What are trusts? The broad purpose of a trust is simple: to help families control how assets such as cash, investments or property are more…
Our experienced team of Will, Trust + Probate solicitors have helped many clients plan for the future by writing Wills and setting up trusts. Below are some recent case studies from our clients.
Writing a Will for a terminally ill client
Mrs G was diagnosed with terminal cancer and given a short time to live. She hadn’t organised her Will, always ‘putting it off’ for another day so, due to the nature of her condition, we visited her in her home the same day.
The draft Will was prepared the same day and sent to the client for approval. An appointment was booked for the following week, however Mrs G’s condition deteriorated so rapidly that we rearranged the appointment for the following day.
This ensured that the Will was signed and the client could relax, knowing that her affairs would be dealt with after she passed away.
Inheritance tax planning through trusts
Mr S was a widower with two adult children and three minor grandchildren.

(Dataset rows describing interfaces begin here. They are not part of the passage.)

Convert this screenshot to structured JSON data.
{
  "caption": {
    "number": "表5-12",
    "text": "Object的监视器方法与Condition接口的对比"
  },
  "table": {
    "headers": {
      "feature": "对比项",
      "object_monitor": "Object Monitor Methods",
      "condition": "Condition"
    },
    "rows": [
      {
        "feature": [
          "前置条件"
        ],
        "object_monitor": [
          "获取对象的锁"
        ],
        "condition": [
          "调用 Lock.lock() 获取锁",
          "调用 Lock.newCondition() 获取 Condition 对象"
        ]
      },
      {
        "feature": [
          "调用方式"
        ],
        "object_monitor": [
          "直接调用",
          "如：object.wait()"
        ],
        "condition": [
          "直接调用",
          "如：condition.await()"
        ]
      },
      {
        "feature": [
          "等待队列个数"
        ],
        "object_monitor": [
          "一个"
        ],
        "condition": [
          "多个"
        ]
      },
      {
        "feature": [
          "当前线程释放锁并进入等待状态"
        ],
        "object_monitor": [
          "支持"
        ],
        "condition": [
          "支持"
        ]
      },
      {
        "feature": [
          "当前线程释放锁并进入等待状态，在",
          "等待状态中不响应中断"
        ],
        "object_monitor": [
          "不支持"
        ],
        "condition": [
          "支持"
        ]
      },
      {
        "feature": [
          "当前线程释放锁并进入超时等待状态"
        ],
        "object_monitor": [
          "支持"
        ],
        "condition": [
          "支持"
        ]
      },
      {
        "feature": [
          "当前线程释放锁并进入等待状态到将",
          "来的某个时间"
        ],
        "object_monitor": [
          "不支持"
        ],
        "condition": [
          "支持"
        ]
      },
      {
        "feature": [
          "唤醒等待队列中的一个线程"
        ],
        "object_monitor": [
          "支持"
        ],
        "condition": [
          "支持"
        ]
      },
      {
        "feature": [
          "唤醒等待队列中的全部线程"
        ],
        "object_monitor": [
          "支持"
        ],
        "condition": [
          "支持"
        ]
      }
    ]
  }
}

His estate was worth £1.5m and he wanted to leave £900,000 between his grandchildren when they reached 21.
If a single trust had been created, the value of the trusts would exceed the IHT nil rate band (£325,000) and his grandchildren would have suffered 10 yearly charges to IHT and exit charges.
Instead Mr S created 3 trusts during his lifetime, each created on a different day and with payment of £10 to each trust. He also left £300,000 to each trust in his will so that in the event of his death, the grandchildren’s trusts each benefited from a full IHT nil rate band and were not subject to charges.

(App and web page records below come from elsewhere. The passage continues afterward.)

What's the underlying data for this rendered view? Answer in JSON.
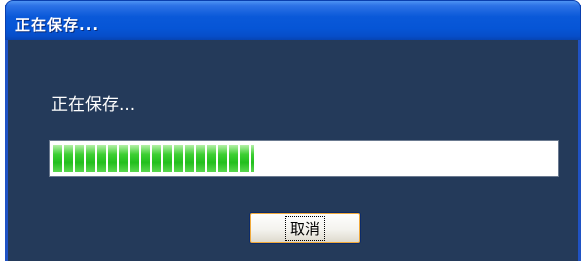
{
  "dialog": {
    "title": "正在保存...",
    "status_text": "正在保存...",
    "progress_percent": 40,
    "cancel_label": "取消"
  },
  "colors": {
    "titlebar": "#0655d6",
    "body": "#243a5a",
    "progress_fill": "#22bf1e"
  }
}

Unmarried partner left out of Will
Our client, Ms W, had lived with her partner for over twenty years before he died. Unfortunately, the two never married and he passed away leaving a Will that had been written before their relationship had begun.

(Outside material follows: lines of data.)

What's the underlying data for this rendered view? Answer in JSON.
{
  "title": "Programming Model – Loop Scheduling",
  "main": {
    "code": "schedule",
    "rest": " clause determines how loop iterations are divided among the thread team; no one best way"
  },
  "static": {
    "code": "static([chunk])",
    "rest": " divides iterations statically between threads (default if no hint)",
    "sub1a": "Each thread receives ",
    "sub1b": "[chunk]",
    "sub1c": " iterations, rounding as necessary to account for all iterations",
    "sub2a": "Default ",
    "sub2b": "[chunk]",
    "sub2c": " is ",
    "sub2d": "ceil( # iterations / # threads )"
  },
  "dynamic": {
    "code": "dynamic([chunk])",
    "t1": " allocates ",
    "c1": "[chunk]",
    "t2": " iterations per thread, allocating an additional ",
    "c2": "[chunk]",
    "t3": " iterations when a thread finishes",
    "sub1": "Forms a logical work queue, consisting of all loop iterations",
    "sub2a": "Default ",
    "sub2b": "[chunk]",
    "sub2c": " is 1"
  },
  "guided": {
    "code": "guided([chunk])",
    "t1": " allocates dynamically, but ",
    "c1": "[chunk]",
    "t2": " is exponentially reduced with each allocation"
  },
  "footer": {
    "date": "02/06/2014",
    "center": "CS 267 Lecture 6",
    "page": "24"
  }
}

As a result, Ms W was not named as a beneficiary in the Will and would have received nothing from it. Worse still, she would have been unable to continue living in the house that they had shared, as it was registered in her partner’s name only.
However, we were able to advise her to pursue a claim under the Inheritance (Provision for Family and Dependants) Act 1975, as someone who had lived with the deceased person as his spouse and, furthermore, could reasonably claim to have been dependent on them.
Through subsequent negotiation with the named beneficiaries of the Will, we were able to ensure Ms W’s right to stay in her home, as well as securing her a share of her partner’s estate. We achieved this via the mediation process, thereby avoiding court, which resulted in less stress and expense for all concerned.
Protecting an estate left without a Will
We acted for a group of siblings whose last remaining parent had died intestate. Their sister had volunteered herself to administer the estate on everyone else’s behalf, however it became apparent that she was not sticking to agreed actions.
The sister was failing to keep her siblings informed, as well as distributing money and other assets against the rules of intestacy (the regulations that govern the management of estates without Wills).
We advised the other siblings about the intestacy rules and other legal avenues, such as those within the non-contentious probate rules. We then acted to prevent their sister from dispersing or spending any more of the estate’s assets.
Finally, we enforced the appointment of an independent estate administrator to recover the assets that our clients’ sister had already dispersed, and to independently manage the legal distribution of the estate.
Contesting changes to a Will made after the deceased’s death
We represented Mr R, a client whose parents made Wills together while they were both alive. When Mr R’s father died, our client’s mother inherited all of her husband’s estate. She then changed her Will to remove our client as a named beneficiary.
Had the new Will been enforced, Mr R would have received nothing when his mother died. However, we were able to advise him that, as an adult child of the deceased (his mother), he could pursue a claim under the Inheritance (Provision for Family and Dependants) Act 1975.
Acting on Mr R’s behalf, we were able to secure a substantial interest in the estate for him, despite strong opposition from his siblings and the existence of the new Will written by his mother. We did this via mediation rather than going to court, which was both less expensive and less distressing for the parties involved.